==== RECORDS SUPPLIED

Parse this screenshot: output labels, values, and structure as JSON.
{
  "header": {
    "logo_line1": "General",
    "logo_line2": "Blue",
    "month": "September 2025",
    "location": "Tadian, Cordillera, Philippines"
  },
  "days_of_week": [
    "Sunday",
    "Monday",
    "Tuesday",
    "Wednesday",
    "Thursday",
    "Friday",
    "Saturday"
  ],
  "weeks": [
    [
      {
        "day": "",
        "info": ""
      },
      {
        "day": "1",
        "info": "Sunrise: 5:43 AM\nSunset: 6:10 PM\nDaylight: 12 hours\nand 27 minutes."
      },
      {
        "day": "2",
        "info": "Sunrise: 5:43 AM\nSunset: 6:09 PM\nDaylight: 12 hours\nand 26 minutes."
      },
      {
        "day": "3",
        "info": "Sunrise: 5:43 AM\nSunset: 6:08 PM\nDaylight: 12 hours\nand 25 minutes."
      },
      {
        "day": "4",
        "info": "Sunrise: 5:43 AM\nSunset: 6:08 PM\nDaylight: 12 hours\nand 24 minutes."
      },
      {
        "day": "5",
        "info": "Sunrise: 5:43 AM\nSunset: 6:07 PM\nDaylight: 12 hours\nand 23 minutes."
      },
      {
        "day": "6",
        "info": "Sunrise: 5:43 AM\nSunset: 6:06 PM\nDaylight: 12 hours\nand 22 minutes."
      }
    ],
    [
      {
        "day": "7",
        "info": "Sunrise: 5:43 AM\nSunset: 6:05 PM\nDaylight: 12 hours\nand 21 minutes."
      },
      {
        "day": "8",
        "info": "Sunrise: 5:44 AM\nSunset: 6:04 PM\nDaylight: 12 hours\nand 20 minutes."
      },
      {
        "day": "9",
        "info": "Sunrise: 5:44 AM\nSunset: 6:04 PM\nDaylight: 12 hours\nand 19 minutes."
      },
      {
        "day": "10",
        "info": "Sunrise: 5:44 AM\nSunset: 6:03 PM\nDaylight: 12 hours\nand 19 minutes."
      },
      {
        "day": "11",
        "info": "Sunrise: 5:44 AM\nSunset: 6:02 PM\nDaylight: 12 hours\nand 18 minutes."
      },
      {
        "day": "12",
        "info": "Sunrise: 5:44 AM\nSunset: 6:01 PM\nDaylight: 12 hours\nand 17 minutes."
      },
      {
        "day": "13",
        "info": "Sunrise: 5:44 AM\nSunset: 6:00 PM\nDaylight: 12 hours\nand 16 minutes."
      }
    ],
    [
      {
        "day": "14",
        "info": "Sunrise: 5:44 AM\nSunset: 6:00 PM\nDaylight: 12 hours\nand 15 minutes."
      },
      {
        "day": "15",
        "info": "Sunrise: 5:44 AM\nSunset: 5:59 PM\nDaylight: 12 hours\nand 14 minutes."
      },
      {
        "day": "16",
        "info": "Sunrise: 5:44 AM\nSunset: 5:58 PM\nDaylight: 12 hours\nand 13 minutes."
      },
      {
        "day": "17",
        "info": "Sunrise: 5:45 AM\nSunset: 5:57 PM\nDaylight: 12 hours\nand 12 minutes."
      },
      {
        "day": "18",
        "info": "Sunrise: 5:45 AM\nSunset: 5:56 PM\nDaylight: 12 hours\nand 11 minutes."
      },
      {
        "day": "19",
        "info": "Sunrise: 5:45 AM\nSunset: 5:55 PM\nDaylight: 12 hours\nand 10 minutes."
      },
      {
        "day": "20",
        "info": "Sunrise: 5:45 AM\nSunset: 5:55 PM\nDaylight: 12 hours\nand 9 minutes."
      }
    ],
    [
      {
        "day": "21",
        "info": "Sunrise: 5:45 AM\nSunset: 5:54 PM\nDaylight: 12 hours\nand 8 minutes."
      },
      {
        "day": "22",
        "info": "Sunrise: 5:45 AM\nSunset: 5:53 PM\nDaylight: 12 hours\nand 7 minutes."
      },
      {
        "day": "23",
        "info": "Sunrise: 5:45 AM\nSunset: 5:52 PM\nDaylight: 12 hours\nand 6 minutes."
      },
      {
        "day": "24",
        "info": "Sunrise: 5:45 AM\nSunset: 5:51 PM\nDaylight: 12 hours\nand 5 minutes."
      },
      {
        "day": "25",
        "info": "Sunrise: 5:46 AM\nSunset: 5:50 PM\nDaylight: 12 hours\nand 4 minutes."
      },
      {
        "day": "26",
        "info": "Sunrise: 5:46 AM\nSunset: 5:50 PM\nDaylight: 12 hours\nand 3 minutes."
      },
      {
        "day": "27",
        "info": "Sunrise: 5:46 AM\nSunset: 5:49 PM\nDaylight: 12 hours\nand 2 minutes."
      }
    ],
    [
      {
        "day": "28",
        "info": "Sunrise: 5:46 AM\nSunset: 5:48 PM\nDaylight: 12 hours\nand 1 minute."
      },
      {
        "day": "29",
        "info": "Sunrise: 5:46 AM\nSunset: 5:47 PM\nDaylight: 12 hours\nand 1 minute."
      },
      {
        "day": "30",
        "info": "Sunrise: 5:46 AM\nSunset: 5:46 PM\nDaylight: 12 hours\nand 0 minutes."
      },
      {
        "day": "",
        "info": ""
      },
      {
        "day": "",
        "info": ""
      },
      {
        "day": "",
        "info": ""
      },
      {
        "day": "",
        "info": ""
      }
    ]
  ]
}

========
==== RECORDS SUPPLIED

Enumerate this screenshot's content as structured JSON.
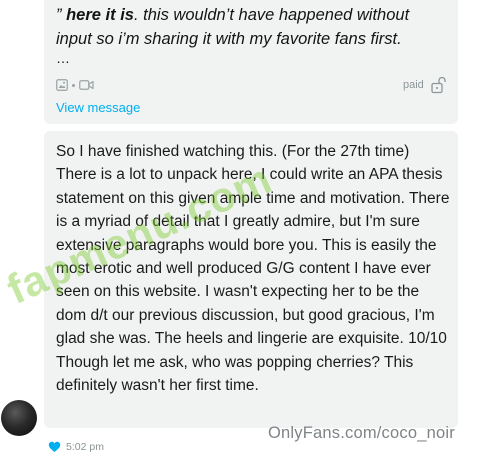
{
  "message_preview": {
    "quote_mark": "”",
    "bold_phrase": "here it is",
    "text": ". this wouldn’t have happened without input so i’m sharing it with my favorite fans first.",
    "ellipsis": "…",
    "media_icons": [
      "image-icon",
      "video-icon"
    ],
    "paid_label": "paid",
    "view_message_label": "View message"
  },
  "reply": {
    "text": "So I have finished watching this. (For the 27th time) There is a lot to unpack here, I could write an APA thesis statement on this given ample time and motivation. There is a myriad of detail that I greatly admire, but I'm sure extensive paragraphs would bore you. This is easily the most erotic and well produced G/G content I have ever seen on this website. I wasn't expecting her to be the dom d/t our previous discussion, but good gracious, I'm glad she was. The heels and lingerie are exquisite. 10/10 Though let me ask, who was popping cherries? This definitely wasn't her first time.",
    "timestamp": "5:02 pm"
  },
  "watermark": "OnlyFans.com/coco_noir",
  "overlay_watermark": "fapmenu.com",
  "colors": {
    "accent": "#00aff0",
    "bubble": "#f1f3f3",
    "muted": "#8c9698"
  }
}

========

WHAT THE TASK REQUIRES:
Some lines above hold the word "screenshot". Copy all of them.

RESPONSE BOX:
Parse this screenshot: output labels, values, and structure as JSON.
Enumerate this screenshot's content as structured JSON.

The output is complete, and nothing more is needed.